Spivak uses four "master words" to identify the modes of being that create alterity: "Nationalism, Internationalism, Secularism and Culturalism." Furthermore, tools for developing alternative histories include: "gender, race, ethnicity, class".

Other thinkers

Jeffery Nealon, in Alterity Politics: Ethics and Performative Subjectivity, argues that "ethics is constituted as an inexorable affirmative response to different identities, not through an inability to understand or totalize the other."

There is included a long article on alterity in the University of Chicago's Theories of Media: Keywords Glossary by Joshua Wexler. Wexler writes: "Given the various theorists formulations presented here, the mediation of alterity or otherness in the world provides a space for thinking about the complexities of self and other and the formation of identity."

The concept of alterity is also being used in theology and in spiritual books meant for general readers. This is not out of place because, for believers in the Judeo-Christian tradition, God is the ultimate 'Other'. Alterity has also been used to describe the goal of many Christians, to become themselves deeply "other" than the usual norms of behavior and patterns of thought of the secular culture at large.
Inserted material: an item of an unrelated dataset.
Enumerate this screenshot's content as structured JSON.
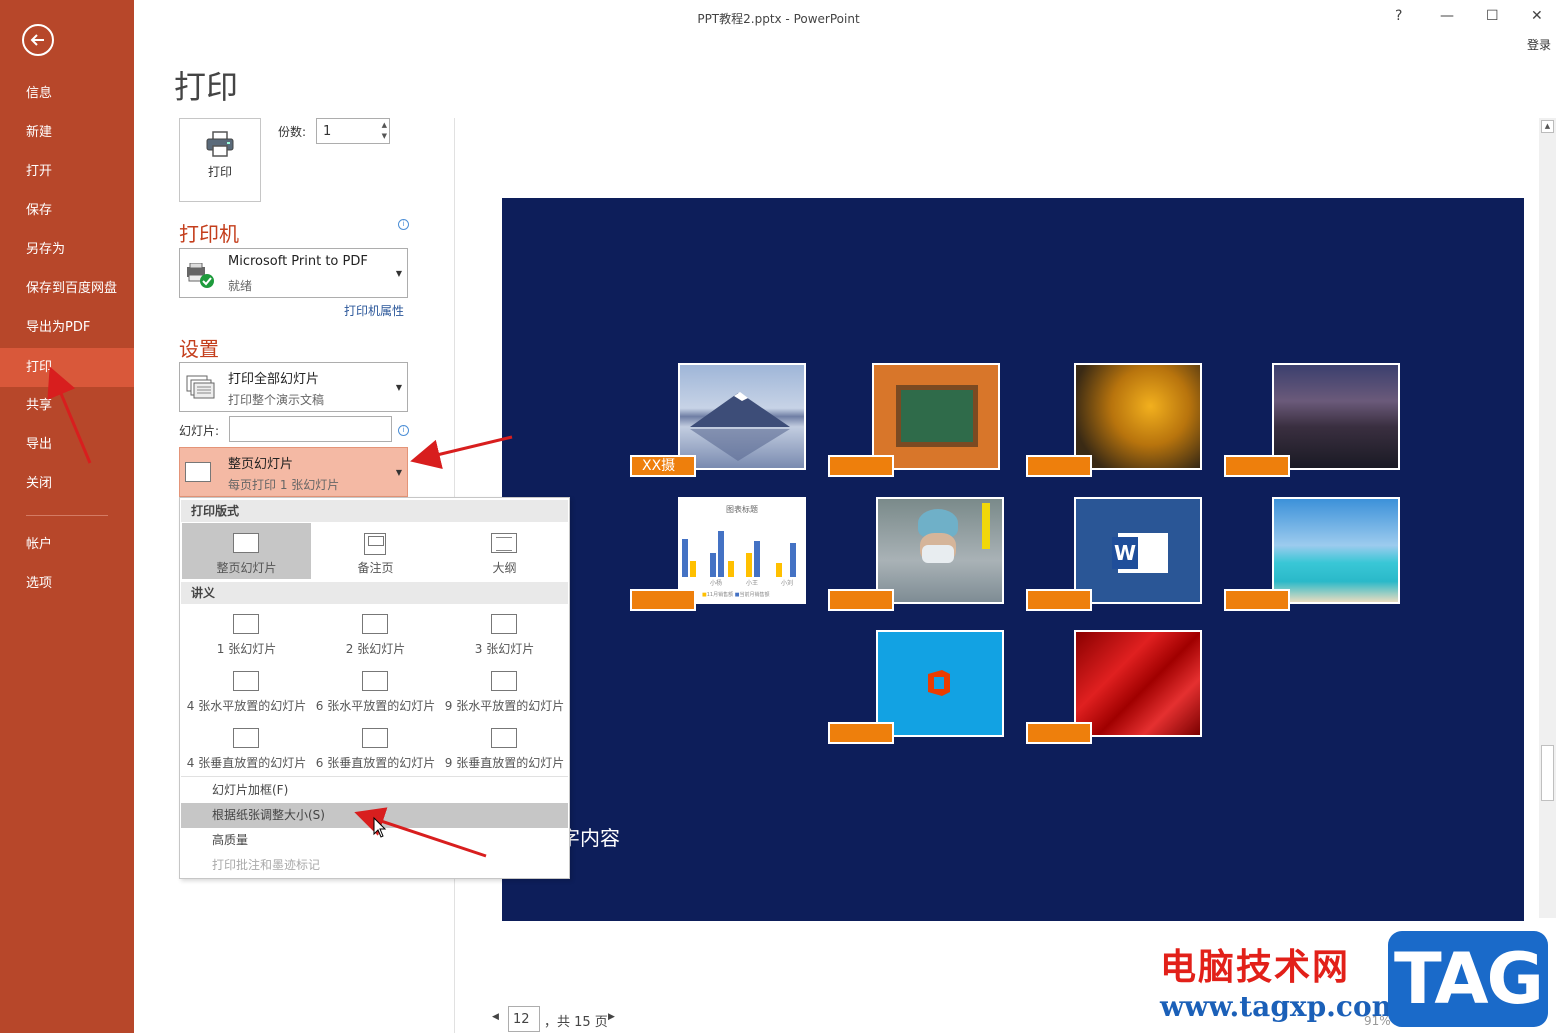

Enzo Bianchi in Echoes of the Word expresses this well, "Meditation always seeks to open us to alterity, love and communion by guiding us toward the goal of having in ourselves the same attitude and will that were in Christ Jesus."

Jadranka Skorin-Kapov in The Aesthetics of Desire and Surprise: Phenomenology and Speculation, relates alterity or otherness to newness and surprise, "The signification of the encounter with otherness is not in its novelty (or banal newness); on the contrary, newness has signification because it reveals otherness, because it allows the experience of otherness. Newness is related to surprise, it is a consequence of the encounter... Metaphysical desire is the acceptivity of irreducible otherness. Surprise is the consequence of the encounter. Between desire and surprise there is a pause, a void, a rupture, an immediacy that cannot be captured and presented."
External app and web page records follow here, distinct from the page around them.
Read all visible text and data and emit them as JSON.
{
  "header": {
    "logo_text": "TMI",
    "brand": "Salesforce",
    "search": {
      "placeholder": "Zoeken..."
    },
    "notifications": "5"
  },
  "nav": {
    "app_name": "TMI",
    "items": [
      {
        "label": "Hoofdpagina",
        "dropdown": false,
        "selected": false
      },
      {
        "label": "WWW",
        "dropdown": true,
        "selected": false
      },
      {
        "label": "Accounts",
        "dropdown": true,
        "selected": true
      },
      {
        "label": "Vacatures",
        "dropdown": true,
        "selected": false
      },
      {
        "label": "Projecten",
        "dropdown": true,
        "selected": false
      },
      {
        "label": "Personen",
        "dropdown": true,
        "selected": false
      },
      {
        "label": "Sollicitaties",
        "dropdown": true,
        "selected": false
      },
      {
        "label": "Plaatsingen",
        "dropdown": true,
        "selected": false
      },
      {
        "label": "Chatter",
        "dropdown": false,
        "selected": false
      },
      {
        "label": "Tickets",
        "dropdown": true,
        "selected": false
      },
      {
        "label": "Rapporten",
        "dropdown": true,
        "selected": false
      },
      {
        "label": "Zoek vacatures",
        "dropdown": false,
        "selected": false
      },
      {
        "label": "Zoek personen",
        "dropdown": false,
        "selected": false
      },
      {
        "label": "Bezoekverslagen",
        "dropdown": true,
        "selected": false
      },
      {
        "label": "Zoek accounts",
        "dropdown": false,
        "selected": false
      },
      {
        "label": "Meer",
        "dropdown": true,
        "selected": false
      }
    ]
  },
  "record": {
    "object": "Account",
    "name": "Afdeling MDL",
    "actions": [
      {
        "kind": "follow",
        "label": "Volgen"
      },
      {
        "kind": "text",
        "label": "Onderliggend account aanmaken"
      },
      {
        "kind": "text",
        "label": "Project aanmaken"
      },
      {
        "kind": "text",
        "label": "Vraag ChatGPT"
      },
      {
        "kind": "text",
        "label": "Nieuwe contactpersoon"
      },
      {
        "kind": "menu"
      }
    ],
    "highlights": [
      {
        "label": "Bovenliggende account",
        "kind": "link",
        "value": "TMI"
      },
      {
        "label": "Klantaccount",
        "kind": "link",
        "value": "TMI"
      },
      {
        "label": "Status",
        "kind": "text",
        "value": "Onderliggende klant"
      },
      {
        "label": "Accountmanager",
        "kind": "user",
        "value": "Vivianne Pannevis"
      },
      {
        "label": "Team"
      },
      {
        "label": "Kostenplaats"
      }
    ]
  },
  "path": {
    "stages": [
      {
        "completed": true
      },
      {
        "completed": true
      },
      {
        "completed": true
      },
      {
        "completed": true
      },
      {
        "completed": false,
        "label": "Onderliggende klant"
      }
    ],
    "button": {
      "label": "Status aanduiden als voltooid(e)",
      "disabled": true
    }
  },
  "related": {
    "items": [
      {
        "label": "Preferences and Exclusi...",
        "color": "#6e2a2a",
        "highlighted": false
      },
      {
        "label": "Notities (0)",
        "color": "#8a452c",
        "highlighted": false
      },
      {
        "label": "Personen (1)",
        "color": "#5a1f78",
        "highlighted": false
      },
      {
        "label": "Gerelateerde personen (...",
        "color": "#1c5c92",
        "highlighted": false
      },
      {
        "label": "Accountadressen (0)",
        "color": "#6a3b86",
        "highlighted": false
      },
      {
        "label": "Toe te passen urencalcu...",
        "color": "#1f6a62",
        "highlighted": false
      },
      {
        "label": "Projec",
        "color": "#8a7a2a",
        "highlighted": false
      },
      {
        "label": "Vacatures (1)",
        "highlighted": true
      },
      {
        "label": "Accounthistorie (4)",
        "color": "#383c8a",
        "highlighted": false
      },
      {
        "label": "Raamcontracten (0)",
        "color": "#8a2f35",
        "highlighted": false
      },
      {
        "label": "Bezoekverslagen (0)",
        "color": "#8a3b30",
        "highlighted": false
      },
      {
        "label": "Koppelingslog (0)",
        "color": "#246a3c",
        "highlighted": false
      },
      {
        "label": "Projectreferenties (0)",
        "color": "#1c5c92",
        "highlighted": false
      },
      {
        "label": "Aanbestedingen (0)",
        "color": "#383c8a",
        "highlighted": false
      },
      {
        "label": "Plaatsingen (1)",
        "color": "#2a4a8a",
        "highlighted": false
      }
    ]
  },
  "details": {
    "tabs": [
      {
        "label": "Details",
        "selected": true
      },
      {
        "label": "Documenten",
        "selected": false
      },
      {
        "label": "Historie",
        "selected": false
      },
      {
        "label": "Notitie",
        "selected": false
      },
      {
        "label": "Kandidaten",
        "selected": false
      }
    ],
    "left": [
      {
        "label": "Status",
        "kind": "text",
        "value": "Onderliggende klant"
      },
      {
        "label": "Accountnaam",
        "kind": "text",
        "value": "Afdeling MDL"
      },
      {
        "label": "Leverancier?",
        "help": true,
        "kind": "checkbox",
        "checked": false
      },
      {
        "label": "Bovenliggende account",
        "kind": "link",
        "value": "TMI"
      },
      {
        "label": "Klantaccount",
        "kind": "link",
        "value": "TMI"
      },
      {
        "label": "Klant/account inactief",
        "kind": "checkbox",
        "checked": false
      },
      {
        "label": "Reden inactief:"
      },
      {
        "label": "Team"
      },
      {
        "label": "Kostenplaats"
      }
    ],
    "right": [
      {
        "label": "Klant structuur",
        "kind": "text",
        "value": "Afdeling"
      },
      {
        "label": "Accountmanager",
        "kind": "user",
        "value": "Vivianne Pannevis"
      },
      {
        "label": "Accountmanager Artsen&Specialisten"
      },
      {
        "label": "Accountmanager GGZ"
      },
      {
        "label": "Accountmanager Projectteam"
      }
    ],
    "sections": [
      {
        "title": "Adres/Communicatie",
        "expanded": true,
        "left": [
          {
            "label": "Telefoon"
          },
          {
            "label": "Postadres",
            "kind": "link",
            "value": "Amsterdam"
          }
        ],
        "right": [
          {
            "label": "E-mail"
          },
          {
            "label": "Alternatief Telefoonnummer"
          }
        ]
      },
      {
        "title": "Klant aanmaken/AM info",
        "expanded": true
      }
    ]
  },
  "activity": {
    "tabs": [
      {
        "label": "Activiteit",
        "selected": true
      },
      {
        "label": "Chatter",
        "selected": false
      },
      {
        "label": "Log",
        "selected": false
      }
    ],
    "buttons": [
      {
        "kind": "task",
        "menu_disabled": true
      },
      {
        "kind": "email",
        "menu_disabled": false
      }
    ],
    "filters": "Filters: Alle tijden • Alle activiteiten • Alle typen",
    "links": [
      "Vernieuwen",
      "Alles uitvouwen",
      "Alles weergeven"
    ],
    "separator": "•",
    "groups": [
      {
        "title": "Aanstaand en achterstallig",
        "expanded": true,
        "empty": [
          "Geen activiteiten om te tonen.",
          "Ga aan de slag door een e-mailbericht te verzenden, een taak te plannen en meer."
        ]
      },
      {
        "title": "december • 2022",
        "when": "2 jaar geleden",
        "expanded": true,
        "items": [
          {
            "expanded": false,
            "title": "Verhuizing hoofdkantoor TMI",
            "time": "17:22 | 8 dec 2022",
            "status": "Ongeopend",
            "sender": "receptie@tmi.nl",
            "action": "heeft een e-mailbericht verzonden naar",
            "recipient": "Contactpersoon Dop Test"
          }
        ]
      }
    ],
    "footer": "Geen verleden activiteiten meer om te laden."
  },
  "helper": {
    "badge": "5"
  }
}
In anthropology, alterity has been used by scholars such as Nicholas Dirks, Johannes Fabian, Michael Taussig and Pauline Turner Strong to refer to the construction of "cultural others".


The term has gained further use in seemingly somewhat remote disciplines, e.g., historical musicology where it is employed by John Michael Cooper in a study of Johann Wolfgang von Goethe and Felix Mendelssohn.

See also

Further reading

  • Martin Buber (1937), I and Thou.
  • Chan-Fai Cheung, Tze-Wan Kwan and Kwok-ying Lau (eds.), Identity and Alterity. Phenomenology and Cultural Traditions. Verlag Königshausen & Neumann, Würzburg 2009 (Orbis Phaenomenologicusm, Perspektiven, Neue Folge Band 14) Template:ISBN
  • Cooper, John Michael (2007) Mendelssohn, Goethe, and the Walpurgis Night. University of Rochester Press.
  • Fabian, Johannes (1983) Time and the Other: How Anthropology Makes Its Object. Columbia University Press.
  • Levinas, Emmanuel (1999[1970]) Alterity and Transcendence. (Trans. Michael B. Smith) Columbia University Press.
  • Maranhao, Tullio (ed.), Anthropology and the Question of the Other. Paideuma 44 (1998).
  • Nealon, Jeffrey (1998) Alterity Politics: Ethics and Performative Subjectivity. Duke University Press.
  • Strong, Pauline Turner (1999) Captive Selves, Captivating Others: The Politics and Poetics of Colonial American Captivity *Narratives. Westview Press/Perseus Books.
  • Taussig, Michael (1993) Mimesis and Alterity. Routledge.

Unless indicated otherwise, the text in this article is either based on Wikipedia article "Alterity" or another language Wikipedia page thereof used under the terms of the GNU Free Documentation License; or on research by Jahsonic and friends. See Art and Popular Culture's copyright notice.

Personal tools